Quality assurance roles have evolved alongside development practices to ensure that they are remaining competitive in the current landscape. Agile testing methodologies have taken over as a means to streamline operations and bake in quality from the very onset of a project. However, there are a number of agile subsets that can be adopted, and not all of them will be viable for every organization. Each team will approach QA in a way that makes sense for their business, their needs and their resources.
Since there's no one way to pursue QA, teams should work to standardize their own model within their company. Doing so will provide a roadmap of what is expected and what processes should be leveraged. Here are a few steps that must be taken to standardize your QA model and set up your team for success:
1. Establish policies and procedures
A major step to standardization is to create a clear set of policies and guidelines for teams to follow. Without this, teams can be left to their own sensibilities, resulting in pure chaos when it comes to completing tasks in a consistent fashion. First, you'll want to make standard terminology for labeling items. If every QA tester is using different names, it will be significantly harder to track progress or to collaborate on essential touch points.

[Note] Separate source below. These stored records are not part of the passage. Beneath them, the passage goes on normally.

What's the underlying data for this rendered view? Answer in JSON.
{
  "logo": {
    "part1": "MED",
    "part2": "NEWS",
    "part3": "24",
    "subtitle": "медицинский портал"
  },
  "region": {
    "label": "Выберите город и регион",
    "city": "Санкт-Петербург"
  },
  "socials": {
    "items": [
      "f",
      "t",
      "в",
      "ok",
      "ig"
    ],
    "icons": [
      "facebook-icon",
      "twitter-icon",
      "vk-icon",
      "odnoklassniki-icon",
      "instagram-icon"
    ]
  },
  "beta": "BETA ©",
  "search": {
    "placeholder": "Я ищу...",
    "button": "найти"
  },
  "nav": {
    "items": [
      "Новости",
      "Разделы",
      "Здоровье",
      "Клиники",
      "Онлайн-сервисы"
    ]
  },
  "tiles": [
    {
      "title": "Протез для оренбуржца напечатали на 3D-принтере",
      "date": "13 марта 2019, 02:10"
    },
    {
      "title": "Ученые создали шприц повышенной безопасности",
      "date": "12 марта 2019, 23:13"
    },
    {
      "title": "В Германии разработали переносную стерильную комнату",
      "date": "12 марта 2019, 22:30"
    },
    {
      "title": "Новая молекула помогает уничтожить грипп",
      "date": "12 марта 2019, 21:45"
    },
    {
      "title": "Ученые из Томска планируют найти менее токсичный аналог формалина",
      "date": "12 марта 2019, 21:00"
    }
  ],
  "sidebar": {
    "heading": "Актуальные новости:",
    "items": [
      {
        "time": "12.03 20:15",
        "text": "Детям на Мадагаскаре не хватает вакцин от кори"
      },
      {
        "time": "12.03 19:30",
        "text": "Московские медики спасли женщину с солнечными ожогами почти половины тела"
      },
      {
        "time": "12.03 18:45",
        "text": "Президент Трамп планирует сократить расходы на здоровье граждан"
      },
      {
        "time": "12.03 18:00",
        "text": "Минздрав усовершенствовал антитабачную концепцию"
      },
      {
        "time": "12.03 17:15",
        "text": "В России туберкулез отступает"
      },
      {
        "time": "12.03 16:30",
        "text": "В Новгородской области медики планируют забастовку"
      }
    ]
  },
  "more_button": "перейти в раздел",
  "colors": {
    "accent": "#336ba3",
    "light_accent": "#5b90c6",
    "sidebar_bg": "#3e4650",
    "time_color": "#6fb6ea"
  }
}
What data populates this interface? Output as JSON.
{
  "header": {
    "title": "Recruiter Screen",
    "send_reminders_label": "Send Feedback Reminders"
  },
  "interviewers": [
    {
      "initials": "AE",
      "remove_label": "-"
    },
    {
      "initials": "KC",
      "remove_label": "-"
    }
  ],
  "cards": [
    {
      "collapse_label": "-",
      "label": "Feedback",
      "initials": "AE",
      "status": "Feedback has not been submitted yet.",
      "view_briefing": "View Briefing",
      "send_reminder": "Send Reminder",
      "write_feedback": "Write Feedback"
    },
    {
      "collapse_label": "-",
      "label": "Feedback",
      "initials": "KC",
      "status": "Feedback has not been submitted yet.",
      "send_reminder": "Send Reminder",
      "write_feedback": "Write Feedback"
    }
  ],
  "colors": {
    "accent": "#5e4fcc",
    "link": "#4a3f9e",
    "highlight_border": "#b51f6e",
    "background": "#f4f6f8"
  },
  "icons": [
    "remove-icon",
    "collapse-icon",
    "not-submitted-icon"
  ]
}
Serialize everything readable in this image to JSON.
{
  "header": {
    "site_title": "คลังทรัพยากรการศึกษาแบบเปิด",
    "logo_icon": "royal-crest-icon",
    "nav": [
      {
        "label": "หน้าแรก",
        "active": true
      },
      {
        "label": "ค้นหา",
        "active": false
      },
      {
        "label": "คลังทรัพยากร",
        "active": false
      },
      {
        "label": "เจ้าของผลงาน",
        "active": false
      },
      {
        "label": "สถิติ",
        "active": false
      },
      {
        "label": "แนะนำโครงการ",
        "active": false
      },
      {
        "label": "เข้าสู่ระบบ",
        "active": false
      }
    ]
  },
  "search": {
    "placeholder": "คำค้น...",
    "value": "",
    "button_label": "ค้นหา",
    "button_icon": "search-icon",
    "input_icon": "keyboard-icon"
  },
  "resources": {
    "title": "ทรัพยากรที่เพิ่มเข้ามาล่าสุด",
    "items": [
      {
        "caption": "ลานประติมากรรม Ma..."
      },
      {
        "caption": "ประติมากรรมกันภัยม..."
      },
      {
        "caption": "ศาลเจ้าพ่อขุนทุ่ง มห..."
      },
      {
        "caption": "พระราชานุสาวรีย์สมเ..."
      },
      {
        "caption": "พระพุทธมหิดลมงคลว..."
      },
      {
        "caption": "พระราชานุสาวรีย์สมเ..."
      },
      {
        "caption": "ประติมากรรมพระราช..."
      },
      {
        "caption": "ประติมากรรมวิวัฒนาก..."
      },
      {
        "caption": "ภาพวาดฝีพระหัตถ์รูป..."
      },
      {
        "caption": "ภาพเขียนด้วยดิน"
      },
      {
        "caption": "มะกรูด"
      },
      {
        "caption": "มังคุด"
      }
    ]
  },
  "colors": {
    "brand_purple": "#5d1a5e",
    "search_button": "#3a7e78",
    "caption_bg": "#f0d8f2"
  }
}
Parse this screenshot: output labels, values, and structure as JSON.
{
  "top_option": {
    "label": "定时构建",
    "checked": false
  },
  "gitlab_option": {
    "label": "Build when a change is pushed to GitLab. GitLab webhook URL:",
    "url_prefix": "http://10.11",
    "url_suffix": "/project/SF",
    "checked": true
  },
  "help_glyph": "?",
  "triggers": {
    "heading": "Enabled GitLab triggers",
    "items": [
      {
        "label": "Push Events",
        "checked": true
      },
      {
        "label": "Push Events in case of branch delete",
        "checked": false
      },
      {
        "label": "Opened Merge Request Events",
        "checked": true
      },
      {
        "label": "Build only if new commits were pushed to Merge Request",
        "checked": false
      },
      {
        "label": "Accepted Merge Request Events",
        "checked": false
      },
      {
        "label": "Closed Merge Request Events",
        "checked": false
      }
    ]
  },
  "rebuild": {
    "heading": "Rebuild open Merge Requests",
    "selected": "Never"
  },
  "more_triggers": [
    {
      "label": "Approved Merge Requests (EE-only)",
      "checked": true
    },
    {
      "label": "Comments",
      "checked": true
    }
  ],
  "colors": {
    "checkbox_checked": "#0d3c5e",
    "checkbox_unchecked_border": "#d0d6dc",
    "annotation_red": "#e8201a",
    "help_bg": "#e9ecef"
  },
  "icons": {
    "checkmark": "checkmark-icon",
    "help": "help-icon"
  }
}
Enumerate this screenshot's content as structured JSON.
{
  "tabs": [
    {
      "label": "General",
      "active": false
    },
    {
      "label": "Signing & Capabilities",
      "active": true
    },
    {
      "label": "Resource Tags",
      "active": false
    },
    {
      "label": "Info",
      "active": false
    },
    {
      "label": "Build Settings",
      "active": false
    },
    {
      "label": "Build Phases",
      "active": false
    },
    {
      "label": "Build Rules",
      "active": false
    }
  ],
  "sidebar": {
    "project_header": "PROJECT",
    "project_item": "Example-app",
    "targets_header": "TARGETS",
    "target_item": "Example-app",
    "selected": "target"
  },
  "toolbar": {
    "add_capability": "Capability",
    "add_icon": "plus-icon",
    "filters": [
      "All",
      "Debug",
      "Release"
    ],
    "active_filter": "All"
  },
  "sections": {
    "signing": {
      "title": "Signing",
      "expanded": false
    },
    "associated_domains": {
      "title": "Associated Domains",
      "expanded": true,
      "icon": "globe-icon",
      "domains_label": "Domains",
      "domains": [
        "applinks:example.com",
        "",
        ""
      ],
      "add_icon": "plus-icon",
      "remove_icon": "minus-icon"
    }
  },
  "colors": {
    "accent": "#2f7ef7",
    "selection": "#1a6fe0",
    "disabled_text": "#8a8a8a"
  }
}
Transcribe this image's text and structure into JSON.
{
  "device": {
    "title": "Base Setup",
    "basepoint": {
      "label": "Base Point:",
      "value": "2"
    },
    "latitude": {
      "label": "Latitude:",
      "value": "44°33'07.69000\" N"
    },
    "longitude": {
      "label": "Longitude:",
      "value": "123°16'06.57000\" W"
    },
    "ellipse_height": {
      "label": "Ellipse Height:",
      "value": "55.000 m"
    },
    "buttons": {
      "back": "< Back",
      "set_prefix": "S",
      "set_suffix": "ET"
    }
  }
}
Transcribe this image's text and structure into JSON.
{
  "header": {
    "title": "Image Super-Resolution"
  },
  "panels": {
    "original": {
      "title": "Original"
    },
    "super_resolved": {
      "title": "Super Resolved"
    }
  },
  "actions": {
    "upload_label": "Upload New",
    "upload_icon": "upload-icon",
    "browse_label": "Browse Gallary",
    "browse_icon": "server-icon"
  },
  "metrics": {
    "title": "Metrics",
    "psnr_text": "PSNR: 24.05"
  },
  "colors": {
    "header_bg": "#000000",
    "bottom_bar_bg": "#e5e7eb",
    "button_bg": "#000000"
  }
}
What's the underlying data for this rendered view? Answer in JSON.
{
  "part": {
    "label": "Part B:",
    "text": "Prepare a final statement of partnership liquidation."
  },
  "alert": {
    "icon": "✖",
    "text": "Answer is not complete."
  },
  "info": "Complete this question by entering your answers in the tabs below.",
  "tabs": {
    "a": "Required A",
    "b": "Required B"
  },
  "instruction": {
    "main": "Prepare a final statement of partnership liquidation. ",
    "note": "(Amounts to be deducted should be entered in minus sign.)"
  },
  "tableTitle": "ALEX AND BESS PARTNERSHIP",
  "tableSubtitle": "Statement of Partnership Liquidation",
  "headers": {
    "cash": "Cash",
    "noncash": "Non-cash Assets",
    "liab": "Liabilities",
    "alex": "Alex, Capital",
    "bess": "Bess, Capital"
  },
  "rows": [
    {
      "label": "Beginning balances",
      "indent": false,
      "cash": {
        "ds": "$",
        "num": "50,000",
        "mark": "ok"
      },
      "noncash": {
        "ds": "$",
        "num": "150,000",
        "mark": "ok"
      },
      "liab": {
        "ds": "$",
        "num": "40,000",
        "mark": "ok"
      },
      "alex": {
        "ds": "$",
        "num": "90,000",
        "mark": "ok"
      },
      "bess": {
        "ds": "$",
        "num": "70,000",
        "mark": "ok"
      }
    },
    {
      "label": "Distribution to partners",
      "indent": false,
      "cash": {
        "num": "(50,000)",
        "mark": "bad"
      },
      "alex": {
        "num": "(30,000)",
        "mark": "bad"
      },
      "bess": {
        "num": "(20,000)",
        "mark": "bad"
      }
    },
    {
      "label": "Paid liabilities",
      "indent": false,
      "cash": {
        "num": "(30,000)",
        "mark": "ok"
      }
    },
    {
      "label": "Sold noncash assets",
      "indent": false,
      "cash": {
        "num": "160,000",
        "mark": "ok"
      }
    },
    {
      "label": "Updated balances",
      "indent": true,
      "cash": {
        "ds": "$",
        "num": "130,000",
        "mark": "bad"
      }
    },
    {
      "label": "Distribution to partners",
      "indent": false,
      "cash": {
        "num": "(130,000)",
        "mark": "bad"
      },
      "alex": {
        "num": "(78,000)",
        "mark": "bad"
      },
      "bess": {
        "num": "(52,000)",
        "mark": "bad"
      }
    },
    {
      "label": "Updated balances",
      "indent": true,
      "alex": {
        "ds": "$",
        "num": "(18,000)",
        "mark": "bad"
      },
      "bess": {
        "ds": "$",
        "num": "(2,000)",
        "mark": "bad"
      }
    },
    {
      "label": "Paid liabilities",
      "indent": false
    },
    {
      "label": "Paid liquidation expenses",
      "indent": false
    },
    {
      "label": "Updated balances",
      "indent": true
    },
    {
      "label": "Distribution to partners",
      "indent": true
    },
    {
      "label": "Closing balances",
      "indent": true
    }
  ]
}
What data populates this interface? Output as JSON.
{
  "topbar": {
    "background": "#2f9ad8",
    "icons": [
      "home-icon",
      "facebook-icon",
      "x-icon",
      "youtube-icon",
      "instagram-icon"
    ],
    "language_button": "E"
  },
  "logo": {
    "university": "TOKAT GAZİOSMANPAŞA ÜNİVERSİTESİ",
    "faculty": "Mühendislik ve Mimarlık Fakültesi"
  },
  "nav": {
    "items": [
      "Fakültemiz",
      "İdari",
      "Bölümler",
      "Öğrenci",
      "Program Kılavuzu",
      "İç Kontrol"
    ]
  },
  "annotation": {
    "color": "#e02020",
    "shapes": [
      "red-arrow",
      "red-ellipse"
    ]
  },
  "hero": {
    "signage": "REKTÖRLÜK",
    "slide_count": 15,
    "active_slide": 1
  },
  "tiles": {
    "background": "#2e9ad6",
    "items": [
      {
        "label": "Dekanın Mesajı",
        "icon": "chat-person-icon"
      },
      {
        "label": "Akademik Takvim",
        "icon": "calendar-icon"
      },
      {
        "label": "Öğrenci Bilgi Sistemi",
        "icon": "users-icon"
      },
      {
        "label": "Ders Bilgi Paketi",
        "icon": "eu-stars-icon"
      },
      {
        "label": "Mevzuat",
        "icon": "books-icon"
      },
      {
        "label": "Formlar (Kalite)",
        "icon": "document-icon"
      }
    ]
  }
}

However, with standardized naming conventions, items will be much easier to work on and find within the system. Business 2 Community contributor Jeanne Landau noted that setting these policies in conjunction with your standards will help form a cohesive front, and empower employees to do their work more effectively. Teams should be trained on these procedures to ensure everyone is on the same page and that expectations are clearly stated. Standardizing terminology along with a quality test case tool will help establish one version of the truth and make it easier for individuals to collaborate.
2. Use the maturity model
If you want to assess where your QA model is now compared to where you want to be, you can leverage the capability maturity model to identify what category your team currently falls into. According to Software Testing Help, from least to most mature, the CMM levels include ad-hoc, control, core competency, predictable and innovative. The lower levels have processes that are often inconsistent and unplanned, which goes against the very nature of standardization. The higher levels look to create generalized strategies and measure the effectiveness of these efforts while driving continuous improvements. This will help plan for the future and give you team the tools to succeed.
"Based on this quantitative analysis, processes can be adjusted if needed, and that to without degrading the quality of the end product," Software Testing Help stated. "Analysis is done by dividing complete process into smaller sub-processes and then quantitative techniques are applied on these sub-processes and as per the result, sub-processes are adjusted if needed. This level is called predictable as based on prior experience; we can predict the process quantitatively and make use of that for the upcoming processes."
3. Reap rewards
By standardizing your QA model, your team can yield a number of benefits that will help boost capabilities and complete tasks more effectively. Without standardization, members would likely be running around trying to use their own methods to address problems, but this likely wouldn't work out well. As Lean Testing noted, standardizing the QA model provides a framework to guide testers, ensuring that they have more time to focus on actual testing activities rather than being concerned with the processes themselves.
Guidelines ensure that members know exactly what to do when they enter a situation and don't have to research for a way to work around it. Instead, they can take action immediately and resume concentrating on tasks that must be completed. The model also can help new testers get up to speed on what approaches are being leveraged and can make training much easier.
There's no one correct way to approach QA, but you should standardize your QA model for your team. By establishing a set of policies and gauging your agile maturity, you can work toward standardization and reap the rewards that come with this initiative.